What size air tank do I need?

The air tank stores the compressed air manufactured by the air compressor pump. The air compressor "temporarily shuts down" when the PSI of the air in the tank reaches the pre-set air pressure as determined by the setting on the pressure switch. When the PSI in the air tank drops below the minimum preset pressure, the air compressor turns on automatically, and the whole process of "making compressed air" begins. Air power tools, that operate in short bursts of air consumption, need only a small air reservoir to accommodate their demands. Sandblast cabinets, orbital sanders, and other high volume air consumption tools require a larger air tank with more volume. Air that has been stored in the air receiver tank is cooler than the air being produced by the air compressor pump. Air receiver tanks hold pressurized air and allow the air compressor pump and motor to rest (and cool down) when the desired pressure is achieved. If your air compressor pump and motor are too small and CANNOT deliver enough CFM, then a larger tank is actually a liability. The inadequate motor and air compressor pump MUST fill and pressurize the air tank BEFORE the air is delivered to your air tool. With a compressor pump and motor that are too small, the larger tank is a liability. Larger tanks=longer wait!

Remember that as the air pressure is increased, more useable air can be stored in a fixed area. Pressure is related to storage area. There is "more air" in a 60 gallon receiver pressurized at 175 PSI than in an 80 gallon receiver pressurized at 135 PSI.

Why do some air compressor motors have magnetic starters..and what are they?

The Magnetic Starter is the "thinking cap" for the motor of the air compressor. Magnetic starters are electromagnetically operated switches that provide a safe method for certain motors to be started under a large motor load. The overload relay inside the magnetic starters will prevent the supply voltage from energizing the motor if the starter detects a motor overload situation. Heaters (in series) are responsible for allowing current to reach the motor (and start it) or prevent the current from reaching the motor (preventing a motor failure). Magnetic starters will allow a motor (when properly sized to the compressor pump) to operate at a 100% duty cycle. A heavy-duty pressure switch can also be used (with some motors) to mimic the actions of a magnetic starter.

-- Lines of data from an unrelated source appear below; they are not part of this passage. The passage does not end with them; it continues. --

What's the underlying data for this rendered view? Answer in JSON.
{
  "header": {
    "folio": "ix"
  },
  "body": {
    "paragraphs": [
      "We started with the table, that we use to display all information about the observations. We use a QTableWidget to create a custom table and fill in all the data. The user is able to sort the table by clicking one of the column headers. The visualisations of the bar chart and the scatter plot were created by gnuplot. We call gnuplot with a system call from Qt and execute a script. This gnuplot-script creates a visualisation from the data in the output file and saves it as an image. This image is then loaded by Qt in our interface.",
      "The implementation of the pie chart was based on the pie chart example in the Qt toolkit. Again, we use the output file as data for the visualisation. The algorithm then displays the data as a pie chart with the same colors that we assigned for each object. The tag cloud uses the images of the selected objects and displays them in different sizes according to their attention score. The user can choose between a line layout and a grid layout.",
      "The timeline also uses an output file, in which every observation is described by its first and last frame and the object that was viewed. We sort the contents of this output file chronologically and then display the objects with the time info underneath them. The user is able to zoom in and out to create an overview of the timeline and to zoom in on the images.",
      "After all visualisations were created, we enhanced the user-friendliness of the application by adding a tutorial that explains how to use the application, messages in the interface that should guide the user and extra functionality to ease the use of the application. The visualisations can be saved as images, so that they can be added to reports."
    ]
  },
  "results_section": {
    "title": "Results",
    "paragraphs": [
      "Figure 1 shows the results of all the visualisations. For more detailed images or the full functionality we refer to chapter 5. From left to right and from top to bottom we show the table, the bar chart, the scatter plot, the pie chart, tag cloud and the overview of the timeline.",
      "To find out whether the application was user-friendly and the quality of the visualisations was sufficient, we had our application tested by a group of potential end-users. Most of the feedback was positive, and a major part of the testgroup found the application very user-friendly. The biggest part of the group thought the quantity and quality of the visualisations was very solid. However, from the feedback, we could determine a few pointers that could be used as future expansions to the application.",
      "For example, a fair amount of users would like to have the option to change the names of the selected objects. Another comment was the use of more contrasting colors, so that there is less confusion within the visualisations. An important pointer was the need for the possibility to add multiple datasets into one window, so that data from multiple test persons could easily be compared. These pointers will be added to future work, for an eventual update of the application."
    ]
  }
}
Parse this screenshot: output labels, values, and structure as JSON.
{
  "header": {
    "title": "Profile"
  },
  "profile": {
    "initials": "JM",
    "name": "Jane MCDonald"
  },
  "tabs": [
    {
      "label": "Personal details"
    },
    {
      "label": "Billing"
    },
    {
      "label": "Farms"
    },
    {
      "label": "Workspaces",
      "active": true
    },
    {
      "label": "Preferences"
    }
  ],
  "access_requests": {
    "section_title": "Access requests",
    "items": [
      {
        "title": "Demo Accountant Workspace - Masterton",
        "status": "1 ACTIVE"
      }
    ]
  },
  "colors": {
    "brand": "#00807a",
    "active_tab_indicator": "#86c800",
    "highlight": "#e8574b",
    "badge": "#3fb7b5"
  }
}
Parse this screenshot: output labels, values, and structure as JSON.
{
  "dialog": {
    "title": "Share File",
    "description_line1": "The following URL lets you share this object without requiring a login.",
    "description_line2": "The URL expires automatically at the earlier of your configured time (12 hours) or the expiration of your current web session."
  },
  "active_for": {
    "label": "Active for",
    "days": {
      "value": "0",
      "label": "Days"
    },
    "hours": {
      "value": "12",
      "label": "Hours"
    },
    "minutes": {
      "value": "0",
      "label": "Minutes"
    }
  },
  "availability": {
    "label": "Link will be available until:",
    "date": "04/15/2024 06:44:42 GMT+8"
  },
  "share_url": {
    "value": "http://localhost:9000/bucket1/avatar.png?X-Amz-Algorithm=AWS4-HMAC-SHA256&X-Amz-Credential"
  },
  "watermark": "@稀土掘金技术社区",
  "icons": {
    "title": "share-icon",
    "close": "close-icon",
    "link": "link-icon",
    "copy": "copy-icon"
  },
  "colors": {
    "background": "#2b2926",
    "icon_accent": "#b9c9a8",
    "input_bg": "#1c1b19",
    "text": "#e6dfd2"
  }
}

What is the duty cycle and how does it affect the operation of my air compressor?

Many air compressor pumps and motors are rated for continuous duty. It is OK if they do not shut off now and then. That is a 100% duty cycle. Other compressor motors need a periodic rest of perhaps three minutes out of every ten minutes to keep them from overheating. If the air compressor runs for seven minutes and rests for three minutes, then the duty cycle would be rated at 70%. If 70% is the factory recommended duty cycle for your compressor, and the compressor runs more than 70% of the time, then the pump and motor will overheat, resulting in damage. A magnetic starter or a heavy duty pressure switch will increase the duty cycle of most motors. Most commercial grade air compressors use heavy duty motors with a 100% duty cycle. (When a magnetic starter is wired to the motor) A heavy-duty pressure switch will also increase the duty cycle on most motors.